  • 1995 Sunline T-2053
    • 1995 Sunline T-2053; 1998 Dodge Dakota 4WD
Use the Correct Materials
« on: April 21, 2007, 07:50:37 PM »
After breathing that sigh of relief after slowly filling and flushing the water system of antifreeze for the new season, I did the water heater fire-up.  Everything went without a hitch.  I put the water system on pressure, and "Pop", a pipe pulled from an elbow under my vanity in the absolute hardest place to get in to repair (other than under the shower). You might have known.

What I discovered was that that the piping runs along the outside wall at the electric cord compartment under the vanity, and that a previous owner or service person had removed a section of piping (it probably froze in the past) and replaced it with CPVC instead.  What I noted was that the pipe had come out clean, almost as if it had never been glued. It appears as if the repair was made with the incorrect glue. The plastic glues are made for CPVC, PVC, or a more expensive glue that works with the various dissimilar plastic piping products. What I'm saying is to buy the correct, more expensive, glue for the job.  Also, be sure that the plastic pipe used on your hot water line is rated for hot water.  In my case, the CPVC was not.  The degree and pressure ratings, as well as whether the pipe is made for potable water, is marked on the pipe. We'll, I got the right glue and re-glued the bad joint.   Filled it up again, and yes, the joint under the shower went. To make a long story short, I ended up replacing the previously repaired pipe completely rather than having to worry about a pipe letting loose while on the road somewhere.  This was a completely preventable repair had it been done correctly to begin with.

In addition, I made up and emergency repair kit consisting if a short piece of 5/8" I.D. automotive heater hose and a few pipe clamps.  In the even of a break, the hose can be slipped over the break and secured by two pipe clamps. The heater hose can take the heat if used on a hot water line, and the inside 5/8" diameter is the same as the outside 5/8" of the rig's 1/2" piping.

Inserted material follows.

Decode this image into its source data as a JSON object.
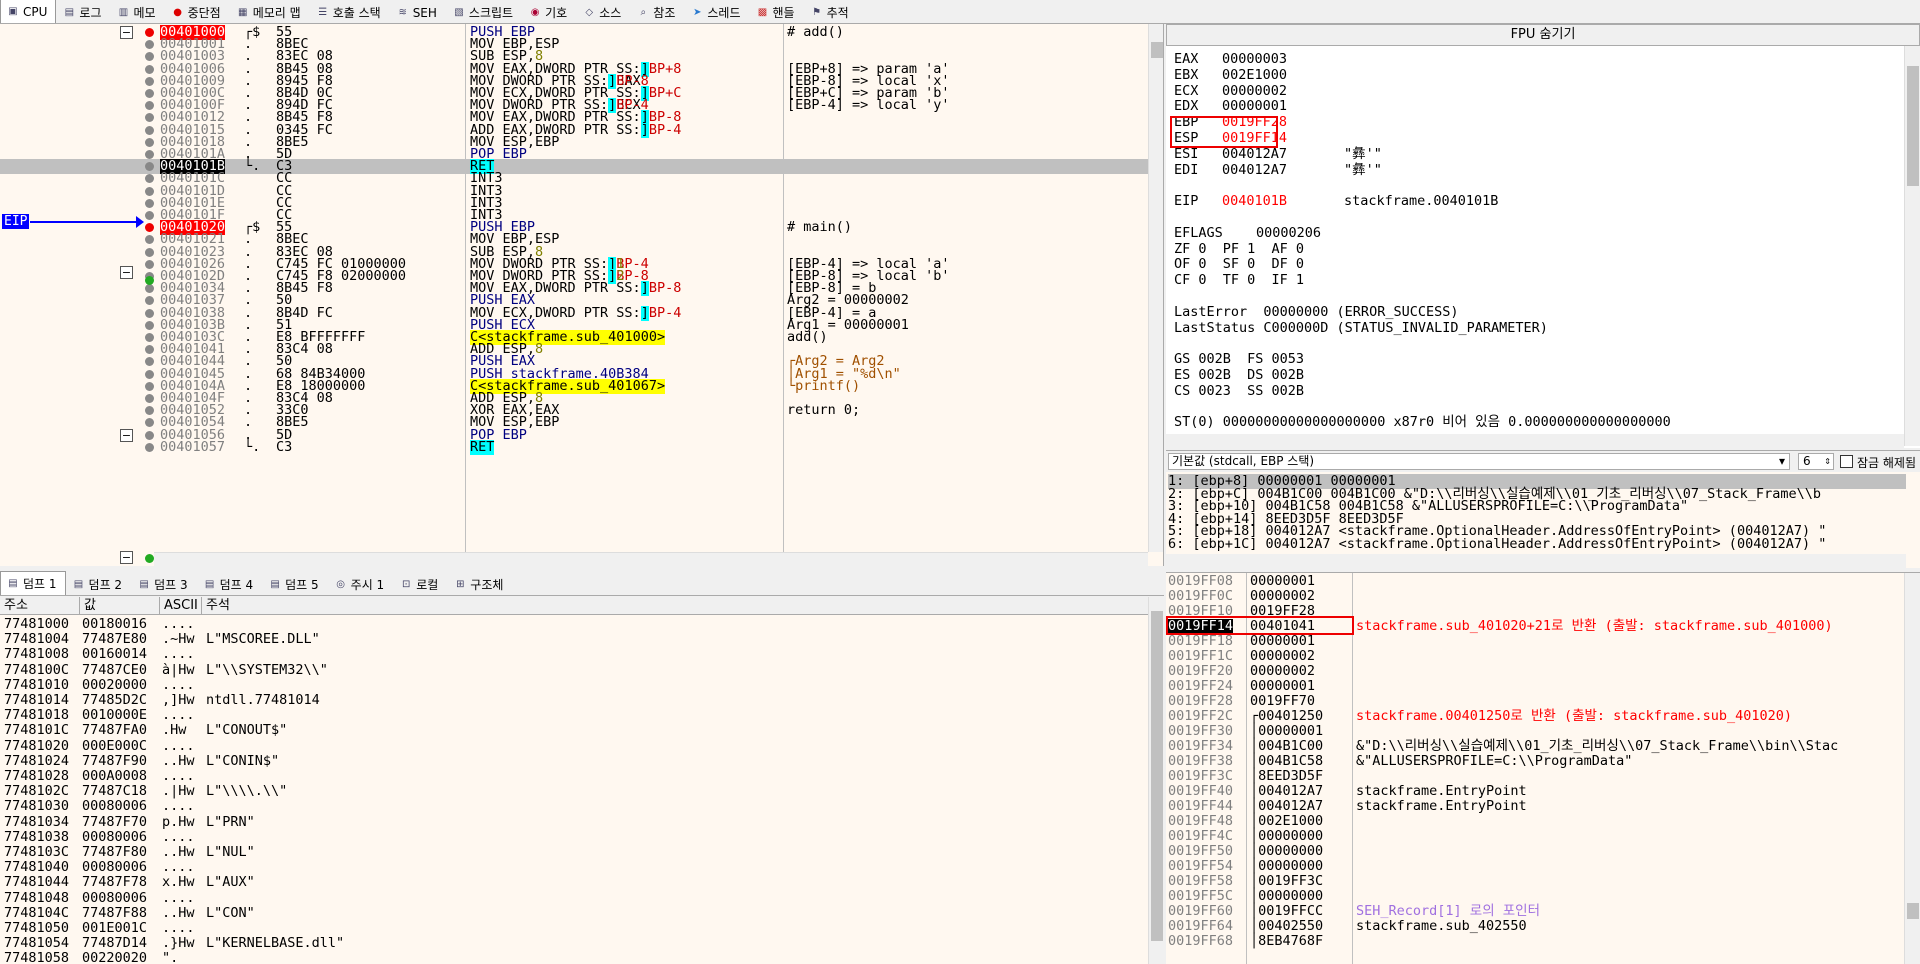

« Last Edit: April 21, 2007, 07:53:32 PM by Gottasmilealot »